The following is a verbatim excerpt from the report by Jeff Speck (pp.16, 17):
"Downtown Boise benefits from a quite small block size—about 300 feet square—and almost none of these blocks have been consolidated into superblocks, which tend to decrease walkability by focusing traffic on fewer streets, causing them to become too wide. The logic of small blocks suggests that no further block consolidations should be allowed, such as the one currently considered at St. Luke’s, which will significantly undermine the effectiveness of the street grid in that location." —Jeff Speck, CCDC 2013 Downtown Walkability Analysis*
Walkable = Connected = LivableCities everywhere—including Boise—are moving towards deconstructing superblocks—development that 'decreases walkability by focusing traffic onto fewer streets.' That's why It is profoundly confusing for many that we would even contemplate moving in the opposite direction. By allowing the closure of yet another public right-of-way—particularly with so many unanswered questions about the impacts—seems counterproductive from a long-range planning perspective.

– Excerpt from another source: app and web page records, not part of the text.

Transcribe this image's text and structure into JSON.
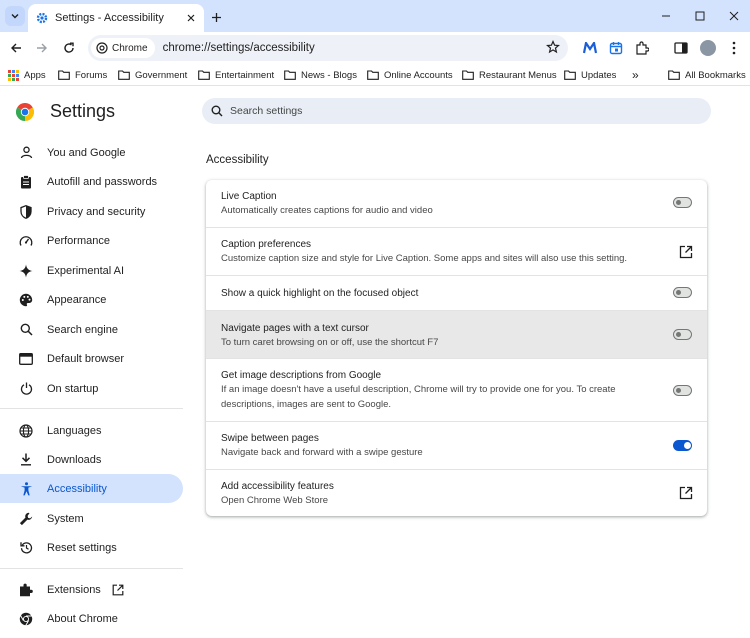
{
  "browser": {
    "tab_title": "Settings - Accessibility",
    "chip_label": "Chrome",
    "url": "chrome://settings/accessibility"
  },
  "bookmarks": {
    "items": [
      "Apps",
      "Forums",
      "Government",
      "Entertainment",
      "News - Blogs",
      "Online Accounts",
      "Restaurant Menus",
      "Updates"
    ],
    "overflow": "»",
    "all_bookmarks": "All Bookmarks"
  },
  "settings": {
    "title": "Settings",
    "search_placeholder": "Search settings"
  },
  "sidebar": {
    "items": [
      {
        "label": "You and Google",
        "icon": "person-icon"
      },
      {
        "label": "Autofill and passwords",
        "icon": "clipboard-icon"
      },
      {
        "label": "Privacy and security",
        "icon": "shield-icon"
      },
      {
        "label": "Performance",
        "icon": "speedometer-icon"
      },
      {
        "label": "Experimental AI",
        "icon": "sparkle-icon"
      },
      {
        "label": "Appearance",
        "icon": "palette-icon"
      },
      {
        "label": "Search engine",
        "icon": "search-icon"
      },
      {
        "label": "Default browser",
        "icon": "browser-window-icon"
      },
      {
        "label": "On startup",
        "icon": "power-icon"
      },
      {
        "label": "Languages",
        "icon": "globe-icon"
      },
      {
        "label": "Downloads",
        "icon": "download-icon"
      },
      {
        "label": "Accessibility",
        "icon": "accessibility-icon"
      },
      {
        "label": "System",
        "icon": "wrench-icon"
      },
      {
        "label": "Reset settings",
        "icon": "reset-icon"
      },
      {
        "label": "Extensions",
        "icon": "puzzle-icon"
      },
      {
        "label": "About Chrome",
        "icon": "chrome-logo-icon"
      }
    ],
    "active_index": 11
  },
  "main": {
    "section_title": "Accessibility",
    "rows": [
      {
        "title": "Live Caption",
        "subtitle": "Automatically creates captions for audio and video",
        "control": "toggle",
        "on": false
      },
      {
        "title": "Caption preferences",
        "subtitle": "Customize caption size and style for Live Caption. Some apps and sites will also use this setting.",
        "control": "external-link"
      },
      {
        "title": "Show a quick highlight on the focused object",
        "subtitle": "",
        "control": "toggle",
        "on": false
      },
      {
        "title": "Navigate pages with a text cursor",
        "subtitle": "To turn caret browsing on or off, use the shortcut F7",
        "control": "toggle",
        "on": false,
        "highlighted": true
      },
      {
        "title": "Get image descriptions from Google",
        "subtitle": "If an image doesn't have a useful description, Chrome will try to provide one for you. To create descriptions, images are sent to Google.",
        "control": "toggle",
        "on": false
      },
      {
        "title": "Swipe between pages",
        "subtitle": "Navigate back and forward with a swipe gesture",
        "control": "toggle",
        "on": true
      },
      {
        "title": "Add accessibility features",
        "subtitle": "Open Chrome Web Store",
        "control": "external-link"
      }
    ]
  },
  "colors": {
    "accent": "#0b57d0",
    "active_nav_bg": "#d3e3fd",
    "tabstrip_bg": "#d3e3fd"
  }
}
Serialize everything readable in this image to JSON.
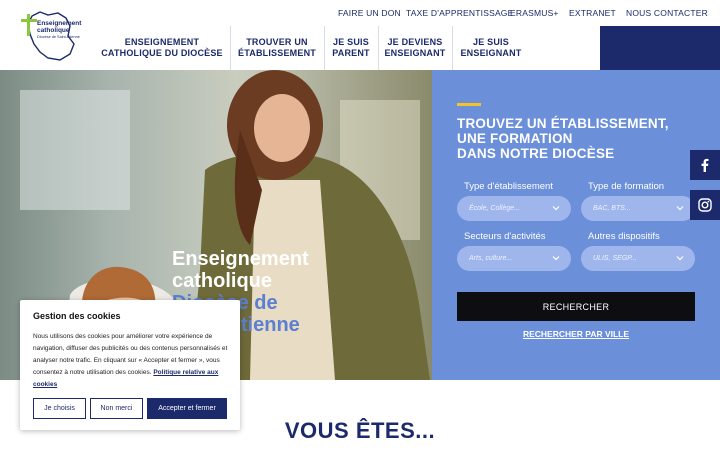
{
  "logo": {
    "line1": "Enseignement",
    "line2": "catholique",
    "subtitle": "Diocèse de Saint-Étienne"
  },
  "topbar": {
    "links": [
      "FAIRE UN DON",
      "TAXE D'APPRENTISSAGE",
      "ERASMUS+",
      "EXTRANET",
      "NOUS CONTACTER"
    ]
  },
  "nav": {
    "items": [
      {
        "line1": "ENSEIGNEMENT",
        "line2": "CATHOLIQUE DU DIOCÈSE"
      },
      {
        "line1": "TROUVER UN",
        "line2": "ÉTABLISSEMENT"
      },
      {
        "line1": "JE SUIS",
        "line2": "PARENT"
      },
      {
        "line1": "JE DEVIENS",
        "line2": "ENSEIGNANT"
      },
      {
        "line1": "JE SUIS",
        "line2": "ENSEIGNANT"
      }
    ]
  },
  "hero": {
    "title_lines": [
      "Enseignement",
      "catholique",
      "Diocèse de",
      "Saint-Étienne"
    ]
  },
  "search": {
    "title_lines": [
      "TROUVEZ UN ÉTABLISSEMENT,",
      "UNE FORMATION",
      "DANS NOTRE DIOCÈSE"
    ],
    "fields": [
      {
        "label": "Type d'établissement",
        "placeholder": "École, Collège..."
      },
      {
        "label": "Type de formation",
        "placeholder": "BAC, BTS..."
      },
      {
        "label": "Secteurs d'activités",
        "placeholder": "Arts, culture..."
      },
      {
        "label": "Autres dispositifs",
        "placeholder": "ULIS, SEGP..."
      }
    ],
    "button_label": "RECHERCHER",
    "city_link": "RECHERCHER PAR VILLE"
  },
  "social": {
    "facebook_icon": "facebook-icon",
    "instagram_icon": "instagram-icon"
  },
  "section": {
    "title": "VOUS ÊTES..."
  },
  "cookie": {
    "title": "Gestion des cookies",
    "body": "Nous utilisons des cookies pour améliorer votre expérience de navigation, diffuser des publicités ou des contenus personnalisés et analyser notre trafic. En cliquant sur « Accepter et fermer », vous consentez à notre utilisation des cookies.",
    "policy_link": "Politique relative aux cookies",
    "buttons": {
      "choose": "Je choisis",
      "refuse": "Non merci",
      "accept": "Accepter et fermer"
    }
  },
  "colors": {
    "navy": "#1c2a6b",
    "panel_blue": "#6b8fd8",
    "field_blue": "#9fb6ec",
    "accent_yellow": "#f3c428",
    "logo_green": "#8cc63f",
    "button_black": "#0d0d12"
  }
}
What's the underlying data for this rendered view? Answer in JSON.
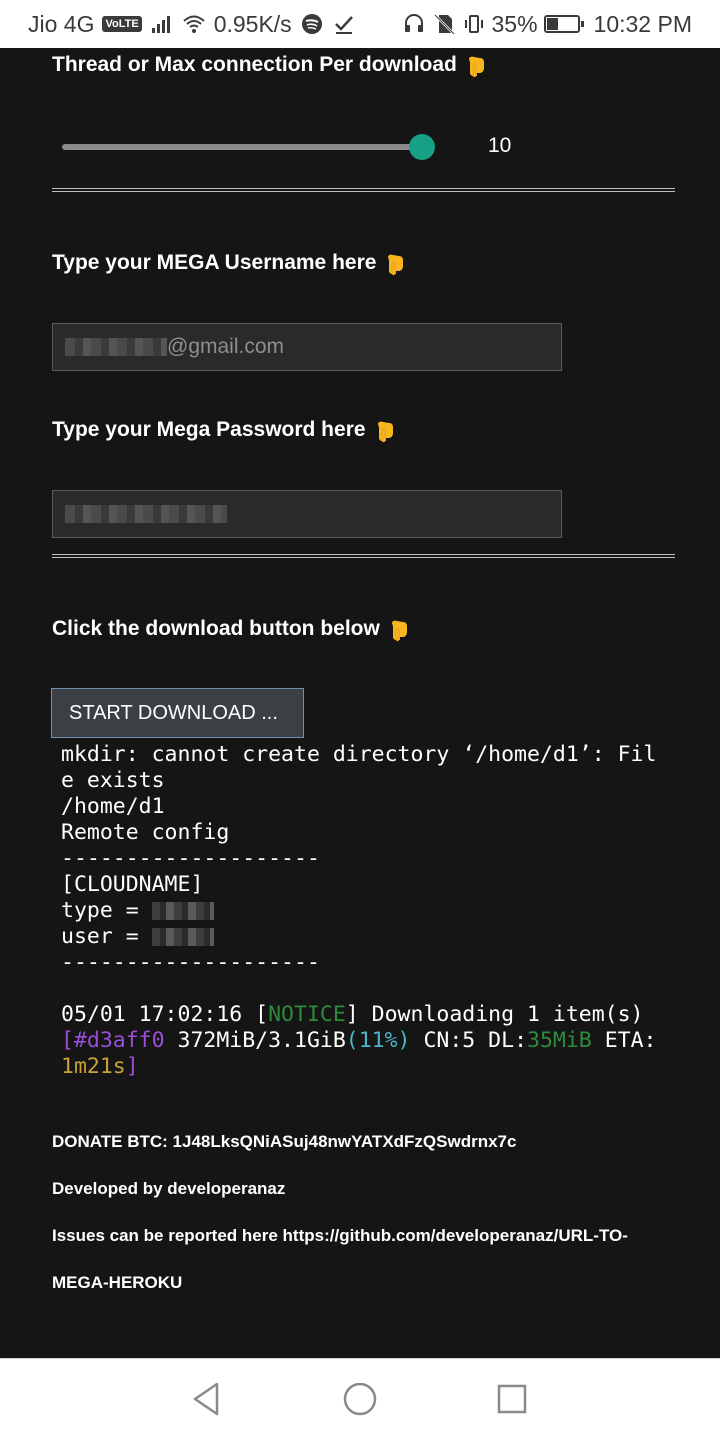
{
  "status_bar": {
    "carrier": "Jio 4G",
    "volte": "VoLTE",
    "speed": "0.95K/s",
    "battery_pct": "35%",
    "battery_level": 0.35,
    "time": "10:32 PM",
    "icons": [
      "signal-icon",
      "wifi-icon",
      "spotify-icon",
      "checkmark-icon",
      "headset-icon",
      "no-sim-icon",
      "vibrate-icon",
      "battery-icon"
    ]
  },
  "form": {
    "threads_heading": "Thread or Max connection Per download",
    "slider_value": "10",
    "slider_level": 1.0,
    "username_heading": "Type your MEGA Username here",
    "username_value": "@gmail.com",
    "password_heading": "Type your Mega Password here",
    "download_heading": "Click the download button below",
    "download_button": "START DOWNLOAD ..."
  },
  "console": {
    "line1": "mkdir: cannot create directory ‘/home/d1’: Fil",
    "line2": "e exists",
    "line3": "/home/d1",
    "line4": "Remote config",
    "sep": "--------------------",
    "line6": "[CLOUDNAME]",
    "type_label": "type = ",
    "user_label": "user = ",
    "log_time": "05/01 17:02:16 [",
    "notice": "NOTICE",
    "log_msg": "] Downloading 1 item(s)",
    "progress_open": "[",
    "progress_id": "#d3aff0",
    "progress_size": " 372MiB/3.1GiB",
    "progress_pct": "(11%)",
    "progress_cn": " CN:5 DL:",
    "progress_dl": "35MiB",
    "progress_eta": " ETA:",
    "progress_eta_val": "1m21s",
    "progress_close": "]"
  },
  "footer": {
    "donate": "DONATE BTC: 1J48LksQNiASuj48nwYATXdFzQSwdrnx7c",
    "developer": "Developed by developeranaz",
    "issues_1": "Issues can be reported here https://github.com/developeranaz/URL-TO-",
    "issues_2": "MEGA-HEROKU"
  },
  "colors": {
    "slider_thumb": "#16a085",
    "notice": "#2e8b3b",
    "hash": "#9a4dd6",
    "percent": "#4bb7c9",
    "eta": "#c9a03a"
  }
}
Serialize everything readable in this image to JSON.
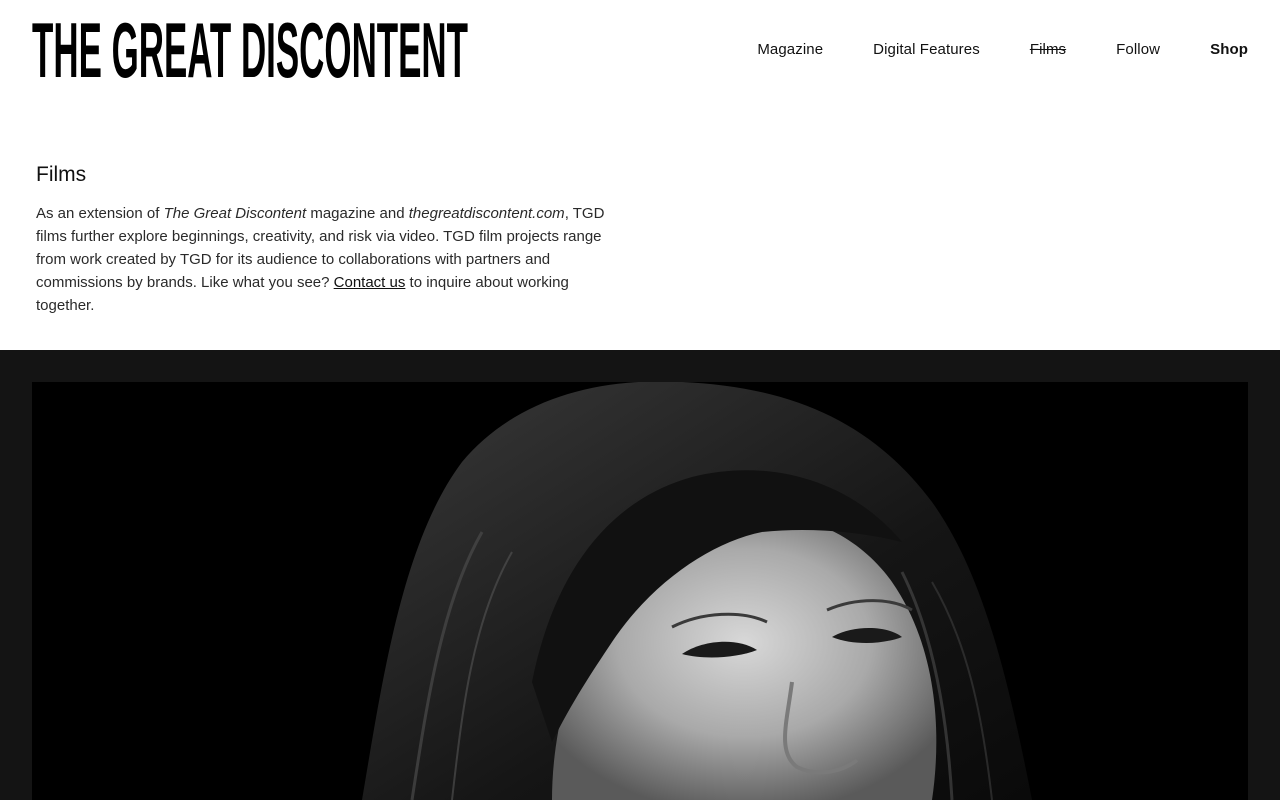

The Knight Foundation's Carol Colleta in her keynote presentation to a packed house at the 2015 State of Downtown stressed the importance of a walkable city and neighborhoods, adding that potential homebuyers will pay more for a home with a higher walk score.
In the 'Supplemental Narrative,' St. Luke's attorneys argue that the hospital campus wouldn't constitute a superblock. An overwhelming number of independent urban planners disagree, along with the City of Boise's own Comprehensive Plan (aka Blueprint Boise):
DT-CCN 1.4: URBAN BUILDING FORMS (a) Establish design criteria that require developments built in the CBD to use urban building forms where typically buildings are placed at the sidewalk and create a street wall, street level space is activated with people-oriented uses, and building entrances and openings are oriented to public sidewalks rather than to parking lots. (b) Work with developers to use building massing in Downtown that responds to the traditional pattern of lots within blocks, and creates a collage of buildings in each block rather than full-block megabuildings or “superblocks”.As is evident above, Blueprint Boise expresses our community's value for connectivity, and our aversion to development that creates 'real or perceived barriers to connectivity.'
Goal DT-C 2: Continue to develop a framework of streets, paths and open spaces that builds upon existing networks and strengthen connections to the Boise River and Downtown subdistricts.
DT-C 2.1: BLOCK PATTERN (a) Retain a high level of connectivity in Downtown by maintaining the traditional street grid and block pattern (260 feet by 300 feet). (b) Where superblocks exist, work with property owners and developers when redevelopment is proposed to re-establish the street grid and create blocks that approximate the traditional block size. If it is not feasible to re-establish streets, obtain public pedestrian ways protected by easements in place of the street grid so development areas approximate the traditional block size. (c) Avoid development of megastructures on superblocks that create either real or perceived barriers to connectivity.
DT-C 2.2: COMPLETION OF STREET GRID Where gaps exist in the street grid, work with property owners and developers to establish missing street segments when property is proposed for development or redevelopment consistent with the Downtown Boise Mobility Study.
We support Boise's new LIV Boise initiative, which is currently focusing on the Vista Neighborhood, with plans to extend the LIV values to Boise's Central Addition. In the 2014 State of the City speech, Mayor Bieter presented three of LIV Boise’s initiatives:
- Redefine Downtown, a new way to look at downtown Boise;
- Connect Our Community, efforts to make it easier to walk, bike and use transit across the city; and
- Energize Our Neighborhoods, an effort to revitalize neighborhoods throughout the city. The Vista program is the first example of the Energize our Neighborhood initiative.
Hopefully, the city intends to include all neighbors and neighborhoods in its LIV initiative. We are concerned that the St. Luke's Master plan as proposed seems to move in the opposite direction of the stated LIV principles. The City, CCDC and St. Luke's may be missing an opportunity to develop in a more suitable location already owned by St. Luke's, that is in need of redevelopment and that is near near the Connector. This would be the area off Americana Blvd. and River Street.
*Note. CCDC's 2013 Downtown Walkability Analysis appeared to be temporarily MIA from its original location on their site and invisible to searches; thankfully, it is now available under a different heading/url after a few inquiries. An archived original can also be viewed here (see pp. 16, 17 for reference to St. Luke's).
When attempting to use the CCDC link above, viewers see the following:
|Screen capture 5/27/15